Exercise instructions ▸
For the word "body", state how many lines of the records include it, with no other text.

-- Opening Marker --

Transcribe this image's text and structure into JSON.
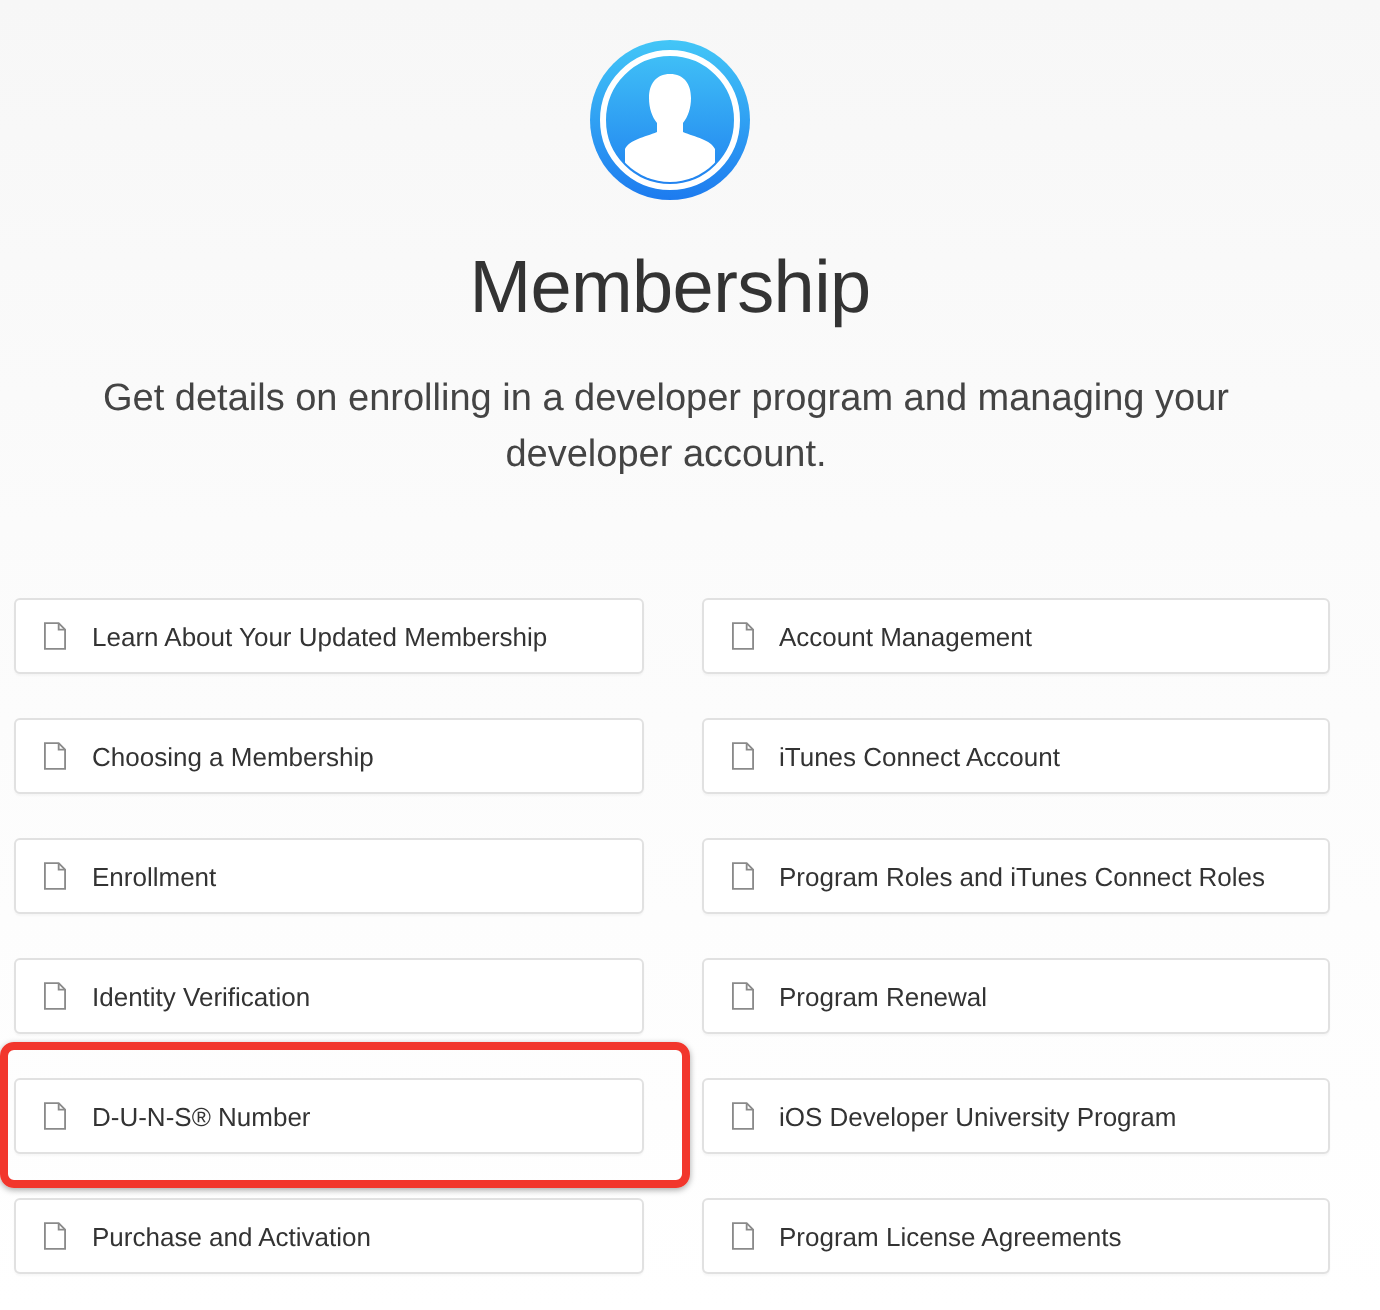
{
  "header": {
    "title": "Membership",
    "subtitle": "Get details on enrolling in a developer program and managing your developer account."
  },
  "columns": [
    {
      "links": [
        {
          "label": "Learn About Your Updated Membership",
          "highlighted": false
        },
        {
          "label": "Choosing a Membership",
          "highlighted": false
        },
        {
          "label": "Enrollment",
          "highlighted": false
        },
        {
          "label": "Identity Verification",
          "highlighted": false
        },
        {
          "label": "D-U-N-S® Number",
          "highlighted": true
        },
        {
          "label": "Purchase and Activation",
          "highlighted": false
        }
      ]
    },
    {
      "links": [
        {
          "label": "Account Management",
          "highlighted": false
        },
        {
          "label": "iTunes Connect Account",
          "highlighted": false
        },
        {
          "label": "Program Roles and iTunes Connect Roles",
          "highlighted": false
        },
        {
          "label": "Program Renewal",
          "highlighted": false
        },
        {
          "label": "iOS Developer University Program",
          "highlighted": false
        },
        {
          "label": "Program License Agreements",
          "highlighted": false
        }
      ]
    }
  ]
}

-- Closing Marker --
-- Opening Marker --

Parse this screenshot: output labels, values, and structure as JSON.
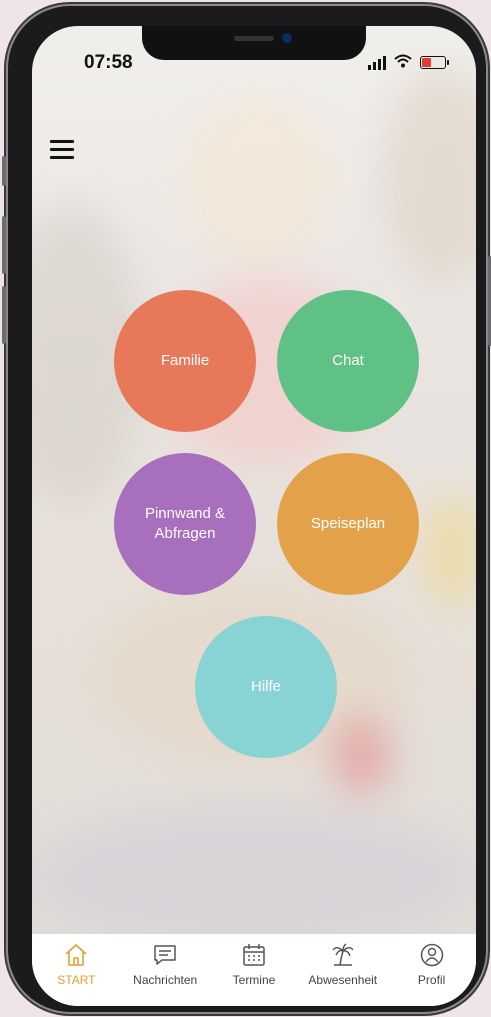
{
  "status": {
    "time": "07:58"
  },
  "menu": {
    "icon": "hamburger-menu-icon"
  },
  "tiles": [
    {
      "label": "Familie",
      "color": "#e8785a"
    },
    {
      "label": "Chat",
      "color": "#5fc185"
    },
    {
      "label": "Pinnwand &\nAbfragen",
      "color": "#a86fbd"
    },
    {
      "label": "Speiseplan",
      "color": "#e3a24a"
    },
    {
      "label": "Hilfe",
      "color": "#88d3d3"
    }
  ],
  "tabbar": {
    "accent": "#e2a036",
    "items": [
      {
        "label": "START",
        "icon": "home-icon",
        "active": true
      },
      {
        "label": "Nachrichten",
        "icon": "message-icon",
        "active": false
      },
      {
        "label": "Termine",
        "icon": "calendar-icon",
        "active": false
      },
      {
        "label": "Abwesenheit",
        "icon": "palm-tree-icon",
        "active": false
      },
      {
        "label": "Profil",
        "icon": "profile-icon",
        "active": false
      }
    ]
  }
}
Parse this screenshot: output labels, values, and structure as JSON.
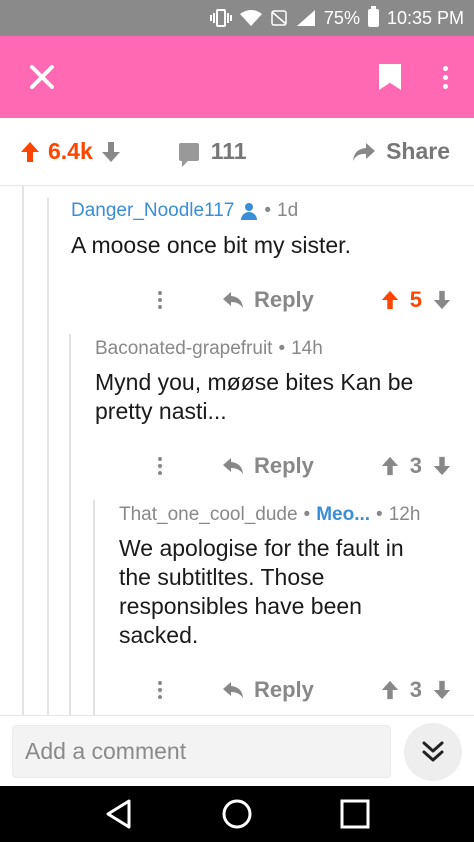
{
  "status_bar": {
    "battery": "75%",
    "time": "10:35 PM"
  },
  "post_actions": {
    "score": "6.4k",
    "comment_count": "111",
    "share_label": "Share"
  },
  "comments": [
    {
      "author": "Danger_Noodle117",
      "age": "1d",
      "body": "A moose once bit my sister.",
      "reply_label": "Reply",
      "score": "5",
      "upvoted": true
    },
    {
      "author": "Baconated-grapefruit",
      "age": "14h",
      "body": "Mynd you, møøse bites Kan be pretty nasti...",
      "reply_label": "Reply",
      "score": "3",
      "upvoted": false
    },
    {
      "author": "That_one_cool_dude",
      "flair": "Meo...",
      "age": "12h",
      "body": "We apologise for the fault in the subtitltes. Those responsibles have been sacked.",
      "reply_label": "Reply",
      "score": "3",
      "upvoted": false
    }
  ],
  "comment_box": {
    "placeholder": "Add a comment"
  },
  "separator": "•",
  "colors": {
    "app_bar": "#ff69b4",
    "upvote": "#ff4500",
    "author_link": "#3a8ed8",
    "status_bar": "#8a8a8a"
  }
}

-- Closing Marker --

Exercise answer ▸
3